What I’m referring here to is ISDN (Integrated Service Digital Network) – a new service to significantly improve data communications. In the article, our own Earl Rinker touted ISDN as a key benefit of the new system. What Nynex has neglected to tell the people tooting Nynex’s horn for them (including, apparently, the Derry News) is how expensive and limited ISDN service really is.

For example, let’s say I went through the initial start-up expense of getting ISDN installed, which can be, on the low end, between $300-500 including the necessary ISDN hardware, or over a $1000 if certain conditions aren’t met. Once installed, the monthly fee for residential ISDN access ranges from $28 to $57. That’s not too bad if you need faster data access to another computer system.

Where the hidden costs lie are in the metering that Nynex performs. Every ISDN call costs extra money, above and beyond the monthly base fee! In addition to the 2 to 5 cents you pay every time you make a call on an ISDN line, you’ll also pay a per minute surcharge of anywhere from 3 to 24 cents a minute! Double that if you want to operate in high-speed data mode.

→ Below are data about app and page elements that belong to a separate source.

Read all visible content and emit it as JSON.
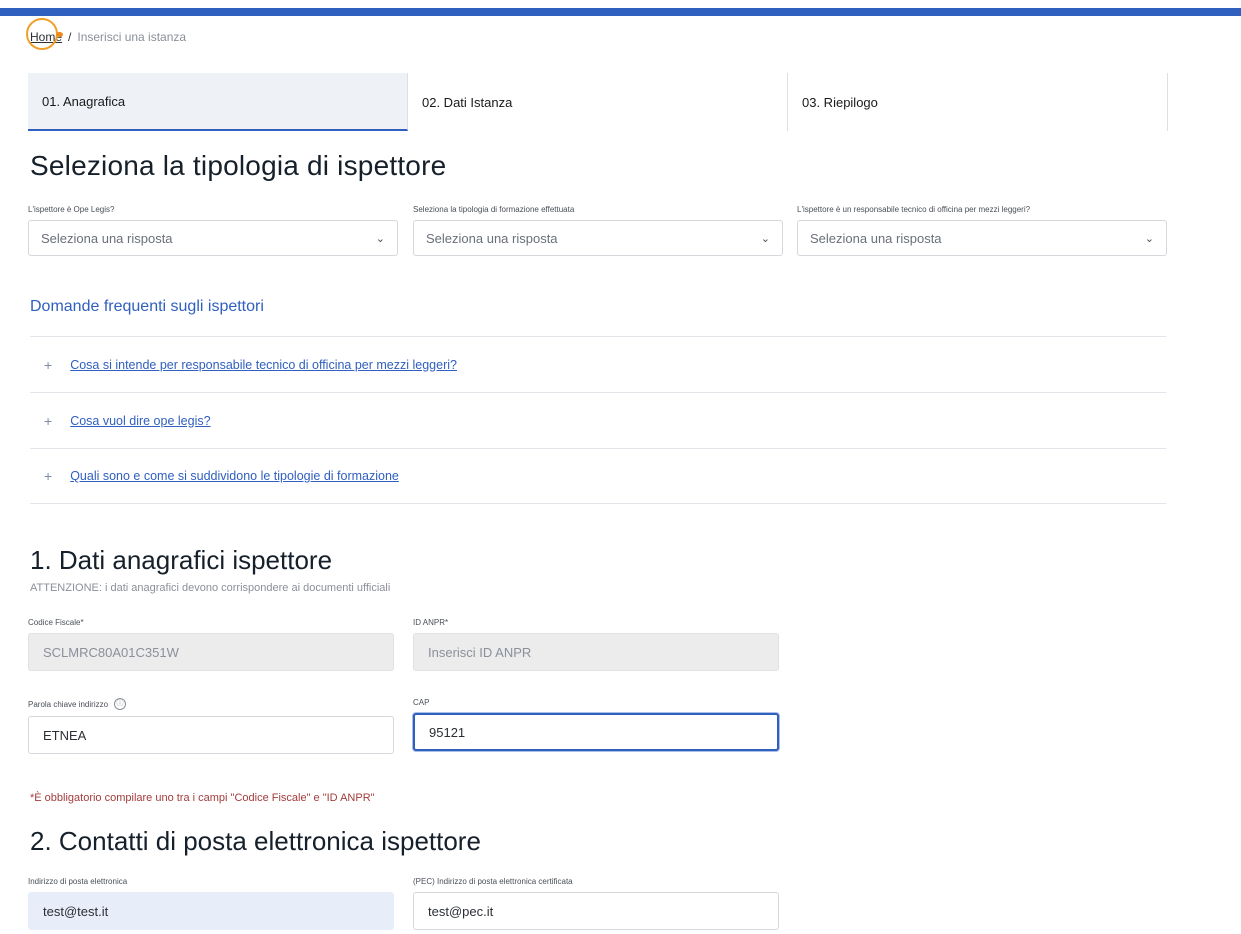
{
  "breadcrumb": {
    "home": "Home",
    "separator": "/",
    "current": "Inserisci una istanza"
  },
  "steps": [
    {
      "label": "01. Anagrafica"
    },
    {
      "label": "02. Dati Istanza"
    },
    {
      "label": "03. Riepilogo"
    }
  ],
  "section_tipologia": {
    "title": "Seleziona la tipologia di ispettore",
    "selects": [
      {
        "label": "L'ispettore è Ope Legis?",
        "value": "Seleziona una risposta"
      },
      {
        "label": "Seleziona la tipologia di formazione effettuata",
        "value": "Seleziona una risposta"
      },
      {
        "label": "L'ispettore è un responsabile tecnico di officina per mezzi leggeri?",
        "value": "Seleziona una risposta"
      }
    ]
  },
  "faq": {
    "title": "Domande frequenti sugli ispettori",
    "items": [
      {
        "icon": "+",
        "label": "Cosa si intende per responsabile tecnico di officina per mezzi leggeri?"
      },
      {
        "icon": "+",
        "label": "Cosa vuol dire ope legis?"
      },
      {
        "icon": "+",
        "label": "Quali sono e come si suddividono le tipologie di formazione"
      }
    ]
  },
  "section1": {
    "title": "1. Dati anagrafici ispettore",
    "warning": "ATTENZIONE: i dati anagrafici devono corrispondere ai documenti ufficiali",
    "codice_fiscale": {
      "label": "Codice Fiscale*",
      "value": "SCLMRC80A01C351W"
    },
    "id_anpr": {
      "label": "ID ANPR*",
      "placeholder": "Inserisci ID ANPR"
    },
    "parola_chiave": {
      "label": "Parola chiave indirizzo",
      "info_icon": "ⓘ",
      "value": "ETNEA"
    },
    "cap": {
      "label": "CAP",
      "value": "95121"
    },
    "mandatory_note": "*È obbligatorio compilare uno tra i campi \"Codice Fiscale\" e \"ID ANPR\""
  },
  "section2": {
    "title": "2. Contatti di posta elettronica ispettore",
    "email": {
      "label": "Indirizzo di posta elettronica",
      "value": "test@test.it"
    },
    "pec": {
      "label": "(PEC) Indirizzo di posta elettronica certificata",
      "value": "test@pec.it"
    }
  },
  "colors": {
    "accent": "#2f5fbf",
    "error": "#a33c3c",
    "cursor": "#f0a02a"
  }
}
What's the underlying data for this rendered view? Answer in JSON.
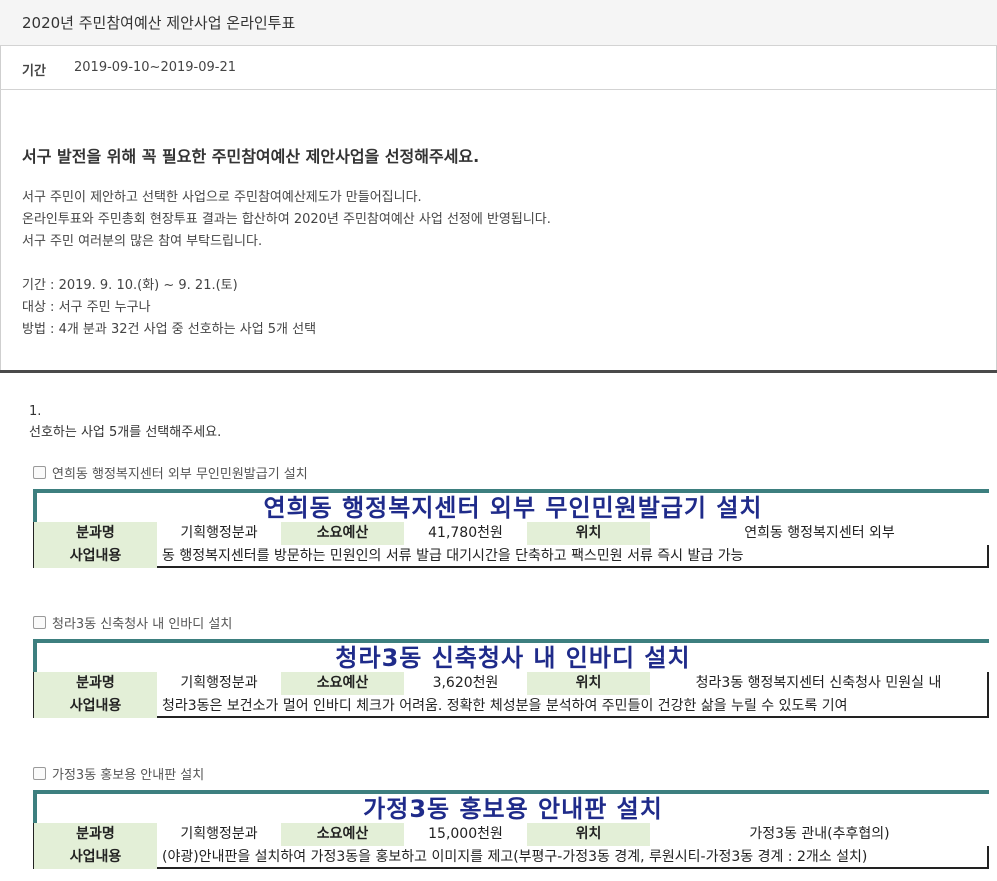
{
  "title": "2020년 주민참여예산 제안사업 온라인투표",
  "period": {
    "label": "기간",
    "value": "2019-09-10~2019-09-21"
  },
  "intro": {
    "heading": "서구 발전을 위해 꼭 필요한 주민참여예산 제안사업을 선정해주세요.",
    "lines": [
      "서구 주민이 제안하고 선택한 사업으로 주민참여예산제도가 만들어집니다.",
      "온라인투표와 주민총회 현장투표 결과는 합산하여 2020년 주민참여예산 사업 선정에 반영됩니다.",
      "서구 주민 여러분의 많은 참여 부탁드립니다."
    ],
    "details": [
      "기간 : 2019. 9. 10.(화) ~ 9. 21.(토)",
      "대상 : 서구 주민 누구나",
      "방법 : 4개 분과 32건 사업 중 선호하는 사업 5개 선택"
    ]
  },
  "question": {
    "number": "1.",
    "text": "선호하는 사업 5개를 선택해주세요."
  },
  "labels": {
    "dept": "분과명",
    "budget": "소요예산",
    "location": "위치",
    "content": "사업내용"
  },
  "items": [
    {
      "checkbox_label": "연희동 행정복지센터 외부 무인민원발급기 설치",
      "title": "연희동 행정복지센터 외부 무인민원발급기 설치",
      "dept": "기획행정분과",
      "budget": "41,780천원",
      "location": "연희동 행정복지센터 외부",
      "content": "동 행정복지센터를 방문하는 민원인의 서류 발급 대기시간을 단축하고 팩스민원 서류 즉시 발급 가능",
      "checked": false
    },
    {
      "checkbox_label": "청라3동 신축청사 내 인바디 설치",
      "title": "청라3동 신축청사 내 인바디 설치",
      "dept": "기획행정분과",
      "budget": "3,620천원",
      "location": "청라3동 행정복지센터 신축청사 민원실 내",
      "content": "청라3동은 보건소가 멀어 인바디 체크가 어려움. 정확한 체성분을 분석하여 주민들이 건강한 삶을 누릴 수 있도록 기여",
      "checked": false
    },
    {
      "checkbox_label": "가정3동 홍보용 안내판 설치",
      "title": "가정3동 홍보용 안내판 설치",
      "dept": "기획행정분과",
      "budget": "15,000천원",
      "location": "가정3동 관내(추후협의)",
      "content": "(야광)안내판을 설치하여 가정3동을 홍보하고 이미지를 제고(부평구-가정3동 경계, 루원시티-가정3동 경계 : 2개소 설치)",
      "checked": false
    }
  ]
}
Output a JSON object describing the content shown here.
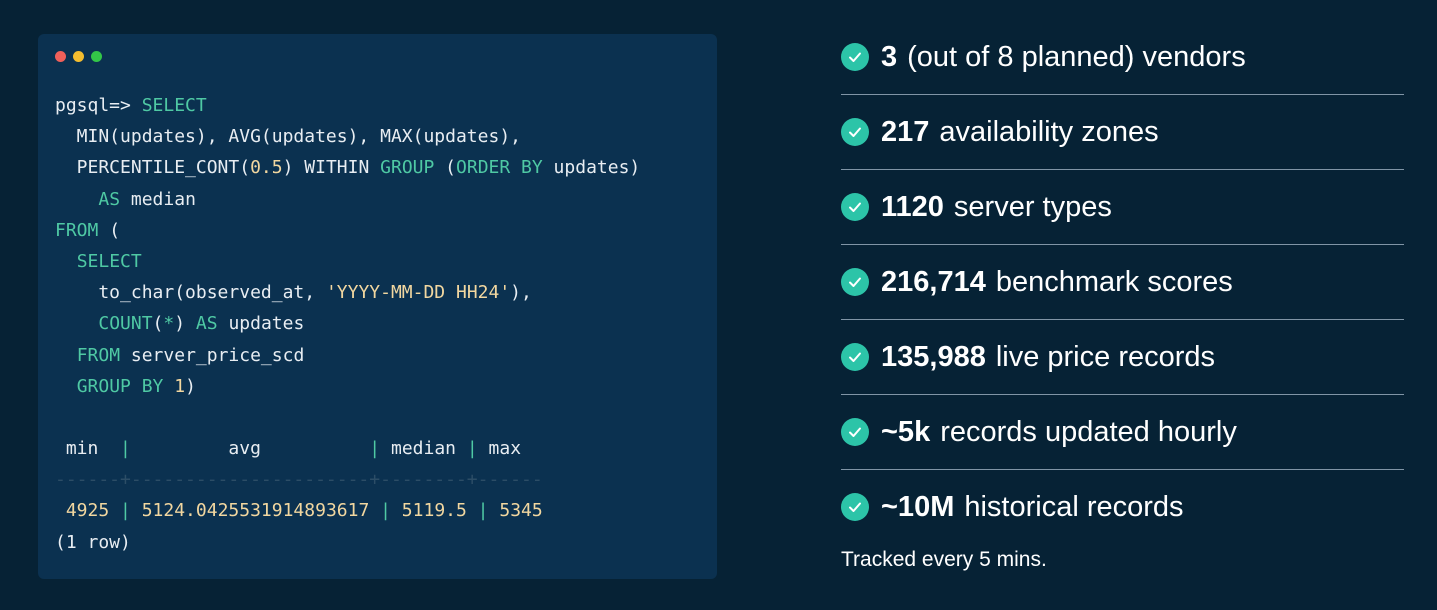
{
  "terminal": {
    "window_buttons": [
      "close",
      "minimize",
      "maximize"
    ],
    "query_lines": [
      [
        {
          "t": "pgsql=> ",
          "c": ""
        },
        {
          "t": "SELECT",
          "c": "kw"
        }
      ],
      [
        {
          "t": "  MIN(updates), AVG(updates), MAX(updates),",
          "c": ""
        }
      ],
      [
        {
          "t": "  PERCENTILE_CONT(",
          "c": ""
        },
        {
          "t": "0.5",
          "c": "num"
        },
        {
          "t": ") WITHIN ",
          "c": ""
        },
        {
          "t": "GROUP",
          "c": "kw"
        },
        {
          "t": " (",
          "c": ""
        },
        {
          "t": "ORDER BY",
          "c": "kw"
        },
        {
          "t": " updates)",
          "c": ""
        }
      ],
      [
        {
          "t": "    ",
          "c": ""
        },
        {
          "t": "AS",
          "c": "kw"
        },
        {
          "t": " median",
          "c": ""
        }
      ],
      [
        {
          "t": "FROM",
          "c": "kw"
        },
        {
          "t": " (",
          "c": ""
        }
      ],
      [
        {
          "t": "  ",
          "c": ""
        },
        {
          "t": "SELECT",
          "c": "kw"
        }
      ],
      [
        {
          "t": "    to_char(observed_at, ",
          "c": ""
        },
        {
          "t": "'YYYY-MM-DD HH24'",
          "c": "str"
        },
        {
          "t": "),",
          "c": ""
        }
      ],
      [
        {
          "t": "    ",
          "c": ""
        },
        {
          "t": "COUNT",
          "c": "kw"
        },
        {
          "t": "(",
          "c": ""
        },
        {
          "t": "*",
          "c": "kw"
        },
        {
          "t": ") ",
          "c": ""
        },
        {
          "t": "AS",
          "c": "kw"
        },
        {
          "t": " updates",
          "c": ""
        }
      ],
      [
        {
          "t": "  ",
          "c": ""
        },
        {
          "t": "FROM",
          "c": "kw"
        },
        {
          "t": " server_price_scd",
          "c": ""
        }
      ],
      [
        {
          "t": "  ",
          "c": ""
        },
        {
          "t": "GROUP BY",
          "c": "kw"
        },
        {
          "t": " ",
          "c": ""
        },
        {
          "t": "1",
          "c": "num"
        },
        {
          "t": ")",
          "c": ""
        }
      ],
      [
        {
          "t": "",
          "c": ""
        }
      ],
      [
        {
          "t": " min  ",
          "c": ""
        },
        {
          "t": "|",
          "c": "kw"
        },
        {
          "t": "         avg          ",
          "c": ""
        },
        {
          "t": "|",
          "c": "kw"
        },
        {
          "t": " median ",
          "c": ""
        },
        {
          "t": "|",
          "c": "kw"
        },
        {
          "t": " max",
          "c": ""
        }
      ],
      [
        {
          "t": "------+----------------------+--------+------",
          "c": "sep"
        }
      ],
      [
        {
          "t": " 4925 ",
          "c": "str"
        },
        {
          "t": "|",
          "c": "kw"
        },
        {
          "t": " 5124.0425531914893617 ",
          "c": "str"
        },
        {
          "t": "|",
          "c": "kw"
        },
        {
          "t": " 5119.5 ",
          "c": "str"
        },
        {
          "t": "|",
          "c": "kw"
        },
        {
          "t": " 5345",
          "c": "str"
        }
      ],
      [
        {
          "t": "(1 row)",
          "c": ""
        }
      ]
    ]
  },
  "features": [
    {
      "value": "3",
      "text": "(out of 8 planned) vendors"
    },
    {
      "value": "217",
      "text": "availability zones"
    },
    {
      "value": "1120",
      "text": "server types"
    },
    {
      "value": "216,714",
      "text": "benchmark scores"
    },
    {
      "value": "135,988",
      "text": "live price records"
    },
    {
      "value": "~5k",
      "text": "records updated hourly"
    },
    {
      "value": "~10M",
      "text": "historical records"
    }
  ],
  "footnote": "Tracked every 5 mins.",
  "colors": {
    "background": "#062235",
    "terminal": "#0b3150",
    "accent": "#2cc4a8",
    "keyword": "#4fc9a4",
    "literal": "#f2d7a0"
  }
}
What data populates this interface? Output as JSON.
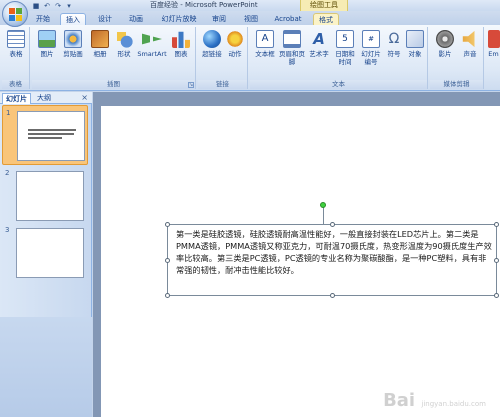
{
  "title_bar": {
    "title": "百度经验 - Microsoft PowerPoint",
    "context_tab": "绘图工具"
  },
  "tabs": [
    {
      "label": "开始"
    },
    {
      "label": "插入",
      "active": true
    },
    {
      "label": "设计"
    },
    {
      "label": "动画"
    },
    {
      "label": "幻灯片放映"
    },
    {
      "label": "审阅"
    },
    {
      "label": "视图"
    },
    {
      "label": "Acrobat"
    },
    {
      "label": "格式"
    }
  ],
  "ribbon": {
    "groups": [
      {
        "label": "表格",
        "buttons": [
          {
            "label": "表格",
            "icon": "table-icon"
          }
        ]
      },
      {
        "label": "插图",
        "buttons": [
          {
            "label": "图片",
            "icon": "picture-icon"
          },
          {
            "label": "剪贴画",
            "icon": "clipart-icon"
          },
          {
            "label": "相册",
            "icon": "album-icon"
          },
          {
            "label": "形状",
            "icon": "shapes-icon"
          },
          {
            "label": "SmartArt",
            "icon": "smartart-icon"
          },
          {
            "label": "图表",
            "icon": "chart-icon"
          }
        ]
      },
      {
        "label": "链接",
        "buttons": [
          {
            "label": "超链接",
            "icon": "hyperlink-icon"
          },
          {
            "label": "动作",
            "icon": "action-icon"
          }
        ]
      },
      {
        "label": "文本",
        "buttons": [
          {
            "label": "文本框",
            "icon": "textbox-icon"
          },
          {
            "label": "页眉和页脚",
            "icon": "header-footer-icon"
          },
          {
            "label": "艺术字",
            "icon": "wordart-icon"
          },
          {
            "label": "日期和时间",
            "icon": "datetime-icon"
          },
          {
            "label": "幻灯片编号",
            "icon": "slide-number-icon"
          },
          {
            "label": "符号",
            "icon": "symbol-icon"
          },
          {
            "label": "对象",
            "icon": "object-icon"
          }
        ]
      },
      {
        "label": "媒体剪辑",
        "buttons": [
          {
            "label": "影片",
            "icon": "movie-icon"
          },
          {
            "label": "声音",
            "icon": "sound-icon"
          }
        ]
      }
    ],
    "partial_button": "Em"
  },
  "pane": {
    "tab_slides": "幻灯片",
    "tab_outline": "大纲",
    "close": "×",
    "slides": [
      {
        "number": "1",
        "selected": true
      },
      {
        "number": "2",
        "selected": false
      },
      {
        "number": "3",
        "selected": false
      }
    ]
  },
  "slide": {
    "text": "第一类是硅胶透镜，硅胶透镜耐高温性能好，一般直接封装在LED芯片上。第二类是PMMA透镜，PMMA透镜又称亚克力，可耐温70摄氏度，热变形温度为90摄氏度生产效率比较高。第三类是PC透镜，PC透镜的专业名称为聚碳酸酯，是一种PC塑料，具有非常强的韧性，耐冲击性能比较好。"
  },
  "watermark": {
    "text": "Bai",
    "sub": "jingyan.baidu.com"
  }
}
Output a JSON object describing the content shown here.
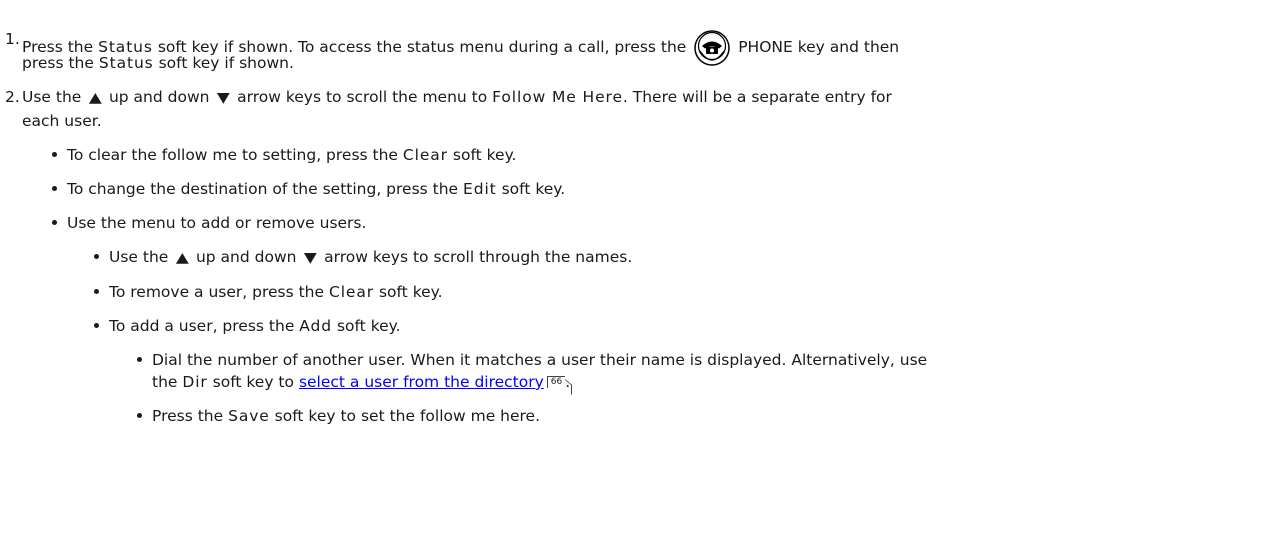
{
  "steps": [
    {
      "number": "1.",
      "line1": {
        "t1": "Press the ",
        "k1": "Status",
        "t2": " soft key if shown. To access the status menu during a call, press the ",
        "icon": "phone-key-icon",
        "t3": " PHONE key and then"
      },
      "line2": {
        "t1": "press the ",
        "k1": "Status",
        "t2": " soft key if shown."
      }
    },
    {
      "number": "2.",
      "line1": {
        "t1": "Use the ",
        "up_icon": "up-arrow-icon",
        "t2": " up and down ",
        "down_icon": "down-arrow-icon",
        "t3": " arrow keys to scroll the menu to ",
        "k1": "Follow Me Here",
        "t4": ". There will be a separate entry for"
      },
      "line2": {
        "t1": "each user."
      }
    }
  ],
  "level1_bullets": [
    {
      "t1": "To clear the follow me to setting, press the ",
      "k1": "Clear",
      "t2": " soft key."
    },
    {
      "t1": "To change the destination of the setting, press the ",
      "k1": "Edit",
      "t2": " soft key."
    },
    {
      "t1": "Use the menu to add or remove users."
    }
  ],
  "level2_bullets": [
    {
      "t1": "Use the ",
      "t2": " up and down ",
      "t3": " arrow keys to scroll through the names."
    },
    {
      "t1": "To remove a user, press the ",
      "k1": "Clear",
      "t2": " soft key."
    },
    {
      "t1": "To add a user, press the ",
      "k1": "Add",
      "t2": " soft key."
    }
  ],
  "level3_bullets": [
    {
      "line1": "Dial the number of another user. When it matches a user their name is displayed.  Alternatively, use",
      "line2_t1": "the ",
      "line2_k1": "Dir",
      "line2_t2": " soft key to ",
      "link": "select a user from the directory",
      "page_ref": "66",
      "line2_t3": "."
    },
    {
      "t1": "Press the ",
      "k1": "Save",
      "t2": " soft key to set the follow me here."
    }
  ],
  "icons": {
    "up_arrow_glyph": "▲",
    "down_arrow_glyph": "▼"
  },
  "colors": {
    "text": "#1a1a1a",
    "link": "#0000ff"
  }
}
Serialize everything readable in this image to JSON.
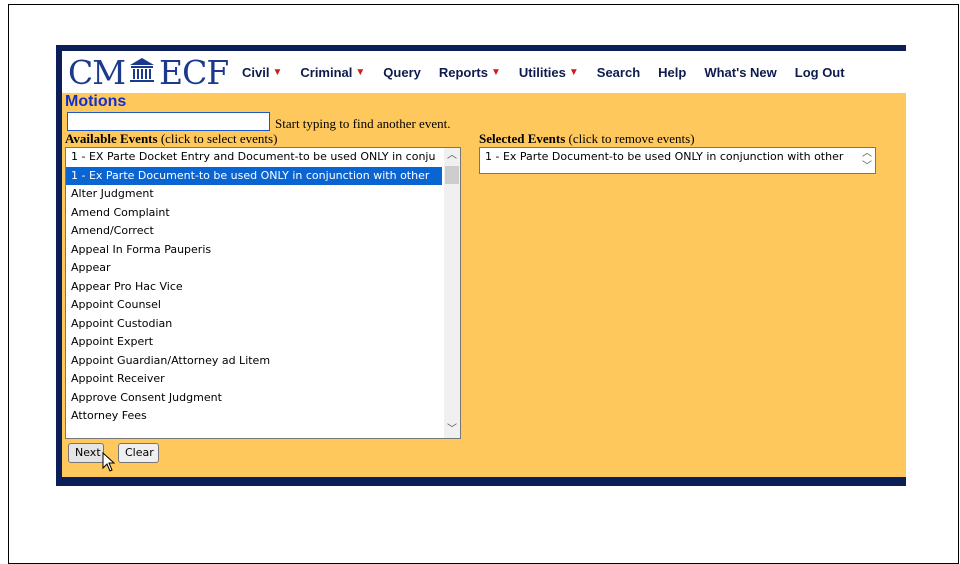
{
  "logo": {
    "left": "CM",
    "right": "ECF"
  },
  "nav": {
    "items": [
      {
        "label": "Civil",
        "caret": true
      },
      {
        "label": "Criminal",
        "caret": true
      },
      {
        "label": "Query",
        "caret": false
      },
      {
        "label": "Reports",
        "caret": true
      },
      {
        "label": "Utilities",
        "caret": true
      },
      {
        "label": "Search",
        "caret": false
      },
      {
        "label": "Help",
        "caret": false
      },
      {
        "label": "What's New",
        "caret": false
      },
      {
        "label": "Log Out",
        "caret": false
      }
    ]
  },
  "page": {
    "title": "Motions",
    "search_value": "",
    "search_hint": "Start typing to find another event."
  },
  "available": {
    "heading_bold": "Available Events",
    "heading_rest": " (click to select events)",
    "options": [
      "1 - EX Parte Docket Entry and Document-to be used ONLY in conju",
      "1 - Ex Parte Document-to be used ONLY in conjunction with other",
      "Alter Judgment",
      "Amend Complaint",
      "Amend/Correct",
      "Appeal In Forma Pauperis",
      "Appear",
      "Appear Pro Hac Vice",
      "Appoint Counsel",
      "Appoint Custodian",
      "Appoint Expert",
      "Appoint Guardian/Attorney ad Litem",
      "Appoint Receiver",
      "Approve Consent Judgment",
      "Attorney Fees"
    ],
    "selected_index": 1
  },
  "selected": {
    "heading_bold": "Selected Events",
    "heading_rest": " (click to remove events)",
    "options": [
      "1 - Ex Parte Document-to be used ONLY in conjunction with other"
    ]
  },
  "buttons": {
    "next": "Next",
    "clear": "Clear"
  },
  "colors": {
    "nav_bg": "#0b1e57",
    "content_bg": "#ffc85c",
    "title": "#1430c8",
    "selection": "#0a64d2",
    "caret": "#cc1d1d"
  }
}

If you are like most families that spend an hour or two on the Internet every night, your ISDN surcharges will add up quickly – probably an additional $80 or so per month, on top of the monthly access fee! And businesses pay even more. Of course, compounding the whole situation is the fact that in order to make an ISDN data call, the number you’re calling also has to have ISDN, and currently no Internet Service Provider or on-line service offers ISDN in New Hampshire.

Nynex’s new phone system, arriving November 9th, may provide a number of benefits, but don’t count ISDN as one of them. If you still want fast data rates for your on-line use, wait until early next year when the new $200 56K bit modems hit the streets – pretty much the same throughput as regular ISDN, but without the steep price and limited access.

A Footnote

There are actually a couple of ways to sneak around the whole metered cost of ISDN, but these don’t tend to be readily available to consumers (the root of my gripe above). The first way, which requires effort primarily on the part of your data partner, involves making a data call via the voice side of ISDN, and once the connection is made, switching the call into data mode. This limits you to only a 56Kbps-64Kbps connection, and not the full 128Kbps that ISDN is capable of, but at least it doesn’t get metered like a pure data call would.

The other method requires more upfront money, and is only useful if your ISDN communcations are primarily with one other site. This involves having your ISDN number and the ISDN number of your ISP (assuming that’s your main use of ISDN) connected via a Centrex system (ask your phone company for details), which allows you to make full 128Kbps calls at no extra charge.